Noel Coward Theatre St Martin’s Lane WC2N 4AU To 25 January 2011.
Runs 3hr 20min One interval.
TICKETS: 0844 482 5138.
Review: Timothy Ramsden 24 January.
From Moscow, the play about wishing to go to Moscow, with detail and energy.
It’s Chekhov week at the Noel Coward. Which sounds like a form of cultural revenge, but simply means Moscow Sovremennik Theatre performs, for two nights each, Three Sisters, and (on Friday and Saturday) Cherry Orchard. Galina Volchek’s production of the earlier play underlines the instability of life for the Prozorov sisters in their provincial town of 100,000 souls.
After Uncle Vanya Chekhov had said his next play wouldn’t be set in the country. But town-life remains peripheral – the army must be billeted somewhere throughout the three year action, and the third act has fire-engines sounding offstage. Yet, when Volchek takes the sisters – as at start and finish – out of the nursery-like cosiness of the surrounding décor, it’s to isolate them on a bridge arching across the stage, swept by wind and snow.
In an evening placing realistic human lives amid heightened theatrical devices, the home – represented by isolated pieces of furniture – repeatedly sweeps round in circles, at rare moments of exhilaration, but also, accompanied by flashing lights, signifying lives out of control. As time passes, Masha’s complacent husband Kulygin grows grey and stiff, young Irina rests in the rocking-chair used by old Chebutykin (seen temporarily fighting the temptation of alcohol), before it becomes a cradle for Masha’s grief when her lover marches away.
Love means abandoning dignity, as the usually bitter-tongued Solyony walks on his knees after Irina, before placing his weeping head in her skirt. And as Masha gives way utterly at Vershinin’s imminent departure, throwing herself onto him, clinging desperately across the stage.
Only a moment later they meet on the bridge, her fortitude keeping her upright as he walks past in the public space, in the wake of the soldiers who have marched that way to Moisey Vainberg’s abrasive final act score. This is how the Lieutenant Colonel’s optimistic philosophising ends, marching in step with the demands of the military life.

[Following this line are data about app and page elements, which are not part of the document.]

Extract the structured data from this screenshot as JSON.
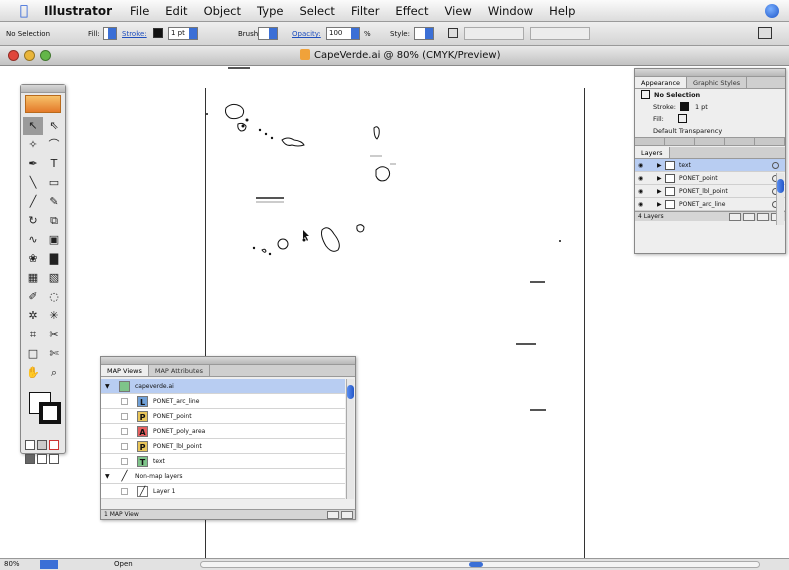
{
  "menubar": {
    "app_name": "Illustrator",
    "items": [
      "File",
      "Edit",
      "Object",
      "Type",
      "Select",
      "Filter",
      "Effect",
      "View",
      "Window",
      "Help"
    ]
  },
  "control_bar": {
    "selection": "No Selection",
    "fill_label": "Fill:",
    "stroke_label": "Stroke:",
    "stroke_weight": "1 pt",
    "brush_label": "Brush:",
    "opacity_label": "Opacity:",
    "opacity_value": "100",
    "style_label": "Style:",
    "percent": "%"
  },
  "document": {
    "title": "CapeVerde.ai @ 80% (CMYK/Preview)"
  },
  "appearance_panel": {
    "tabs": [
      "Appearance",
      "Graphic Styles"
    ],
    "selection_label": "No Selection",
    "stroke_label": "Stroke:",
    "stroke_value": "1 pt",
    "fill_label": "Fill:",
    "transparency_label": "Default Transparency"
  },
  "layers_panel": {
    "tab": "Layers",
    "layers": [
      {
        "name": "text",
        "selected": true
      },
      {
        "name": "PONET_point"
      },
      {
        "name": "PONET_lbl_point"
      },
      {
        "name": "PONET_arc_line"
      }
    ],
    "footer": "4 Layers"
  },
  "map_views_panel": {
    "tabs": [
      "MAP Views",
      "MAP Attributes"
    ],
    "rows": [
      {
        "name": "capeverde.ai",
        "level": 0,
        "selected": true,
        "badge": ""
      },
      {
        "name": "PONET_arc_line",
        "level": 1,
        "badge": "L",
        "badge_color": "#6fa0d8"
      },
      {
        "name": "PONET_point",
        "level": 1,
        "badge": "P",
        "badge_color": "#e9c65a"
      },
      {
        "name": "PONET_poly_area",
        "level": 1,
        "badge": "A",
        "badge_color": "#e66060"
      },
      {
        "name": "PONET_lbl_point",
        "level": 1,
        "badge": "P",
        "badge_color": "#e9c65a"
      },
      {
        "name": "text",
        "level": 1,
        "badge": "T",
        "badge_color": "#7ec48a"
      },
      {
        "name": "Non-map layers",
        "level": 0,
        "badge": ""
      },
      {
        "name": "Layer 1",
        "level": 1,
        "badge": ""
      }
    ],
    "footer": "1 MAP View"
  },
  "status_bar": {
    "zoom": "80%",
    "mode": "Open"
  }
}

Meanwhile, strongly contrasted by their openly manipulative, cunning sister-in-law Natalia – openly signalling to her lover from the window – Sovremennik’s Prozorov women, played with depth and detail, stand firm whatever blows life aims at them.
Andrey Prozorov: Ilya Drevnov.

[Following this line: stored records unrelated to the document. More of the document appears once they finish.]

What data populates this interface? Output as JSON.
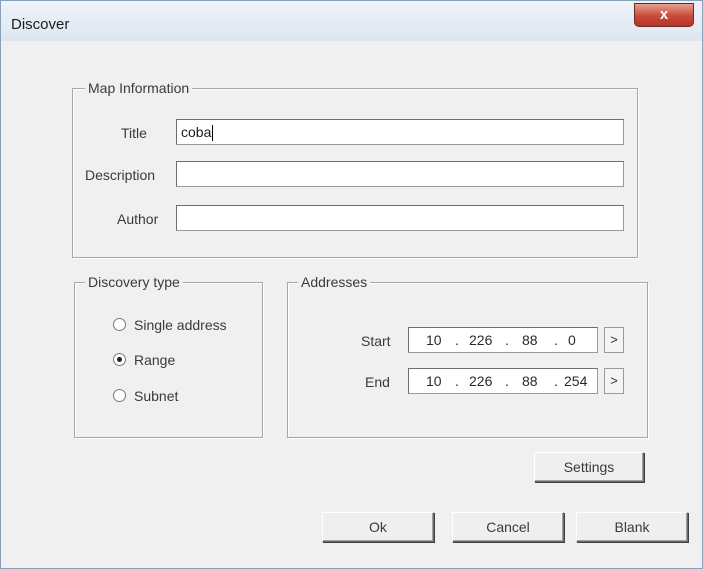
{
  "window": {
    "title": "Discover",
    "close_glyph": "x"
  },
  "map_information": {
    "legend": "Map Information",
    "title_label": "Title",
    "title_value": "coba",
    "description_label": "Description",
    "description_value": "",
    "author_label": "Author",
    "author_value": ""
  },
  "discovery_type": {
    "legend": "Discovery type",
    "options": [
      {
        "label": "Single address",
        "selected": false
      },
      {
        "label": "Range",
        "selected": true
      },
      {
        "label": "Subnet",
        "selected": false
      }
    ]
  },
  "addresses": {
    "legend": "Addresses",
    "start_label": "Start",
    "start_octets": [
      "10",
      "226",
      "88",
      "0"
    ],
    "end_label": "End",
    "end_octets": [
      "10",
      "226",
      "88",
      "254"
    ],
    "dot": ".",
    "arrow_glyph": ">"
  },
  "buttons": {
    "settings": "Settings",
    "ok": "Ok",
    "cancel": "Cancel",
    "blank": "Blank"
  }
}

Natalia Ivanovna: Marina Alexandrove/Elena Plaksina.
Olga: Olga Drozdova.
Masha: Chulpan Khamatova/Alyona Babenko.
Irina: Viktoria Romanenko.
Kulygin: Sergey Yushkevich.
Vershinin: Vladislav Vetrov.
Tuzenbach: Ivan Stebunov.
Solyony: Artur Smolyaninov.
Chebutykin: Igor Kvasha.
Rode: Evgeny Pavlov.
Ferapont: Gennady Frolov.
Anfisa: Tamara Degtyareva/Elena Millioti.
Batman: Rashid Nezametdinov.
Maskers/Fire Victims/Soldiers: Sergey Girin, Kirill Mazharov, Rashid Nezametdinov, Vadim Baranov, Sergey Prokhorov.
Director: Galina Volchek.
Designers: Pyotr Kirillov, Vyacheslav Zaitsev.
Lighting: Damir Ismagilov.
Music: Moisey Vainberg.
Costume: Vyacheslav Zaitsev.